The Good Earth
From Wikipedia, the free encyclopedia
For other uses, see The Good Earth (disambiguation).
The Good Earth
Pearl S. Buck
The Good Earth
March 2, 1931
East Wind: West Wind
The Good Earth is a novel by Pearl S. Buck published in 1931 and awarded the Pulitzer Prize for the Novel in 1932. The best-selling novel in the United States in both 1931 and 1932, it was an influential factor in Buck's winning the Nobel Prize for Literature in 1938. It is the first book in a trilogy that includes Sons (1932) and A House Divided (1935). The novel of family life in a Chinese village before World War II has been a steady favorite ever since. In 2004, the book was returned to the bestseller list when chosen by the television host Oprah Winfrey for Oprah's Book Club. The novel helped prepare Americans of the 1930s to consider Chinese as allies in the coming war with Japan. A Broadway stage adaptation was produced by the Theatre Guild in 1932, written by the father and son playwriting team of Owen and Donald Davis, but it was poorly received by the critics, and ran only 56 performances. However, the 1937 film, The Good Earth, which was based on the stage version, was more successful. Contents [hide]
1 Plot summary
4 Political Influence
5 Further reading
6 External links
The story begins on Wang Lung's wedding day and follows the rise and fall of his fortunes. The House of Hwang, a family of wealthy landowners, lives in the nearby town, where Wang Lung's future wife, O-Lan, lives as a slave. As the House of Hwang slowly declines due to opium use, frequent spending, and uncontrolled borrowing, Wang Lung, through his own hard work and the skill of his wife, O-Lan, slowly earns enough money to buy land from the Hwang family. O-Lan delivers three sons and three daughters; the first daughter becomes mentally handicapped as a result of severe malnutrition brought on by famine. Her father greatly pities her and calls her "Poor Fool," a name by which she is addressed throughout her life. O-Lan kills her second daughter at birth to spare her the misery of growing up in these hard times, and to give the remaining family a better chance to survive. During the devastating famine and drought, the family must flee to a large city in the south to find work. Wang Lung's malignant uncle offers to buy his possessions and land, but for significantly less than their value. The family sells everything except the land and the house. Wang Lung then faces the long journey south, contemplating how the family will survive walking, when he discovers that the "firewagon" (the Chinese word for the newly-built train) takes people south for a fee. In the city, O-Lan and the children beg while Wang Lung pulls a rickshaw.
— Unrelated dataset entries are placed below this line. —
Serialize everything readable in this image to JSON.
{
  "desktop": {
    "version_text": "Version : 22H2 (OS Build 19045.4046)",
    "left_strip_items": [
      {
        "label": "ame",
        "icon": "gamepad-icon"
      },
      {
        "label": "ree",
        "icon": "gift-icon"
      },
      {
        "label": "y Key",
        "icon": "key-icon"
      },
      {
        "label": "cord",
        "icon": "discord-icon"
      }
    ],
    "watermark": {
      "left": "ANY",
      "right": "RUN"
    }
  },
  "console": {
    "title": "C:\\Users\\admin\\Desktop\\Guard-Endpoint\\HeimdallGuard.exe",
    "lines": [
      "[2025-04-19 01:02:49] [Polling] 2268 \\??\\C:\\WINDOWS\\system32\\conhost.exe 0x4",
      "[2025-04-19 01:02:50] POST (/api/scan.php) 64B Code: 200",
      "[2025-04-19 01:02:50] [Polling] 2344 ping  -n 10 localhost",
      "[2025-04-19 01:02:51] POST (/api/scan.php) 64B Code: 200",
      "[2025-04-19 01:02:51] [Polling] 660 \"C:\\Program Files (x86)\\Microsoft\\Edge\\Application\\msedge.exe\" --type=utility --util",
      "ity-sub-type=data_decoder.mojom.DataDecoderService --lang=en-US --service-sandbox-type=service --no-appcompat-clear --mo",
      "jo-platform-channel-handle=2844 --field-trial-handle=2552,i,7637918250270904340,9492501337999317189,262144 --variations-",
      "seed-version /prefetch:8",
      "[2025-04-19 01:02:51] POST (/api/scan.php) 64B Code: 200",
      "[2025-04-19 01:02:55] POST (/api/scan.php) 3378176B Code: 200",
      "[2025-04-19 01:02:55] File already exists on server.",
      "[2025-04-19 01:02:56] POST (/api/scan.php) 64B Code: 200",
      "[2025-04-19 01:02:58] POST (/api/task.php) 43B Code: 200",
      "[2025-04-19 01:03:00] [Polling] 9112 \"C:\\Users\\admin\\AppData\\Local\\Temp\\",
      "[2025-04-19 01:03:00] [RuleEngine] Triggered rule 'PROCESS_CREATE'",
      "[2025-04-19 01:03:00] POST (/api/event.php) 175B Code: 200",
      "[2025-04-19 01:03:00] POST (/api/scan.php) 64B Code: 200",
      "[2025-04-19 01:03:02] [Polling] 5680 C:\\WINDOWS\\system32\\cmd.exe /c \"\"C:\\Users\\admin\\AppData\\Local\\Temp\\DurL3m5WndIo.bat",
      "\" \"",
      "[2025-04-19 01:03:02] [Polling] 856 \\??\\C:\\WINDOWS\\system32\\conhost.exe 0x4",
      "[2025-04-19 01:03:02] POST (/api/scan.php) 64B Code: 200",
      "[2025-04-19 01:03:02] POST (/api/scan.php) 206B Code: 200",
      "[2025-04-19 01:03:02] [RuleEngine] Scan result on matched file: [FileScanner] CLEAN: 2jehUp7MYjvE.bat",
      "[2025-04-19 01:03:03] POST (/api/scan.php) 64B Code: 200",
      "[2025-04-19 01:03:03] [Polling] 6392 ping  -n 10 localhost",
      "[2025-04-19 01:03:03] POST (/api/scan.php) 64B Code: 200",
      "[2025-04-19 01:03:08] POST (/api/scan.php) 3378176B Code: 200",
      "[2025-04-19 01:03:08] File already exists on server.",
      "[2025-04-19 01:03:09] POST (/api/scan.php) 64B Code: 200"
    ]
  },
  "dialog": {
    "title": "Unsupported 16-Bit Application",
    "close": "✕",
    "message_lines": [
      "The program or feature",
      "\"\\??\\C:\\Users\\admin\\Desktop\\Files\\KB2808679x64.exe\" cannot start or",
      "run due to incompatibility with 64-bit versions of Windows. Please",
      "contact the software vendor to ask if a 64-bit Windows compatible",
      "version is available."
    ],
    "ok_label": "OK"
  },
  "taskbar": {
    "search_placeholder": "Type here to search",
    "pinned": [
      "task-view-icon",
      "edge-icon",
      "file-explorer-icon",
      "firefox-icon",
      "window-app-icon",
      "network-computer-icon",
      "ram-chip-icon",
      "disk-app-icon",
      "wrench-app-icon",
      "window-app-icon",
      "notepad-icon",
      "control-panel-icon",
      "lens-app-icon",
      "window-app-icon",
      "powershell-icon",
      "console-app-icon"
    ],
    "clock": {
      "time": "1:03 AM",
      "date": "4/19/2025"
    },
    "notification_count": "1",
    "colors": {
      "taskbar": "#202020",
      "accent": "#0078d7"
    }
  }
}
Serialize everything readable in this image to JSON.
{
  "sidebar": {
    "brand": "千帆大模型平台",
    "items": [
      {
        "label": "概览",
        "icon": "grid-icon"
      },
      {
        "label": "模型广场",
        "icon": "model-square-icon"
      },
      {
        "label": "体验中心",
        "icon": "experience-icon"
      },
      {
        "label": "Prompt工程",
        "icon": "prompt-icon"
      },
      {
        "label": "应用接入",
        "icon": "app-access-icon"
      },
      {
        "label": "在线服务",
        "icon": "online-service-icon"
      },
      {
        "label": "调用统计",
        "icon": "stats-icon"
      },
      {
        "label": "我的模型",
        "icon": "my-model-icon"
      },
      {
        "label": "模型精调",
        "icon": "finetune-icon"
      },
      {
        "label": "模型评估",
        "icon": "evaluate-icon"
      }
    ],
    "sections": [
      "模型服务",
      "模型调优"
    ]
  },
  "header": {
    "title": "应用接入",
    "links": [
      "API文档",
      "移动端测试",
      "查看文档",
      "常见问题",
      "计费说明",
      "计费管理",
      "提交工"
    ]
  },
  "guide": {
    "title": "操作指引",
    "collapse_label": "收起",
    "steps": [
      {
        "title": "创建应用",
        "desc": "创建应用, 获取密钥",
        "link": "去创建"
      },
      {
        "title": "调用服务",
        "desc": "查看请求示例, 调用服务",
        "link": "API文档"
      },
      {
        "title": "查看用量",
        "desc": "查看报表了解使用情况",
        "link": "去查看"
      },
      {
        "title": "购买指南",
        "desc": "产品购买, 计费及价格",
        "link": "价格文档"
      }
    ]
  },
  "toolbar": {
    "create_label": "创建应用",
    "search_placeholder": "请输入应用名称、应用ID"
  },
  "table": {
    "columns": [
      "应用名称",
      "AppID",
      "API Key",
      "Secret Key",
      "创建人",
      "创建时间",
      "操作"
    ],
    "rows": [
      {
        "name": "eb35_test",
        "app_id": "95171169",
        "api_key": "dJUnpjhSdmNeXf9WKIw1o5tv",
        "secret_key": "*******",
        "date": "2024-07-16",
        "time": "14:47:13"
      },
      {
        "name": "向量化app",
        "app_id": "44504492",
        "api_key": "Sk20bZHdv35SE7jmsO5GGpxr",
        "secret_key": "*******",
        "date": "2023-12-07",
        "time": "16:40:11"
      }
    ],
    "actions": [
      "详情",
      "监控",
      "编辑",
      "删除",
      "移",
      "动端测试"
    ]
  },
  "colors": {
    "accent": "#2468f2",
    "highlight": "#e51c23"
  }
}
Wang Lung's father begs but does not earn any money, and sits looking at the city instead. They find themselves aliens among their more metropolitan countrymen who look different and speak in a fast accent. They no longer starve, due to the one-cent charitable meals of congee, but still live in abject poverty. Wang Lung longs to return to his land. When armies approach the city he can only work at night hauling merchandise out of fear of being conscripted. One time, his son brings home stolen meat. Furious, Wang Lung throws the meat on the ground, not wanting his sons to grow up as thieves. O-Lan, however, calmly picks up the meat and cooks it. When a food riot erupts, Wang Lung unwillingly joins a mob that is looting a rich man's house and corners the man himself, who fears for his life and gives Wang Lung all his money in order to buy his safety. Meanwhile, his wife finds jewels in a hiding place in another house, hiding them between her breasts. Wang Lung uses...
Please join StudyMode to read the full document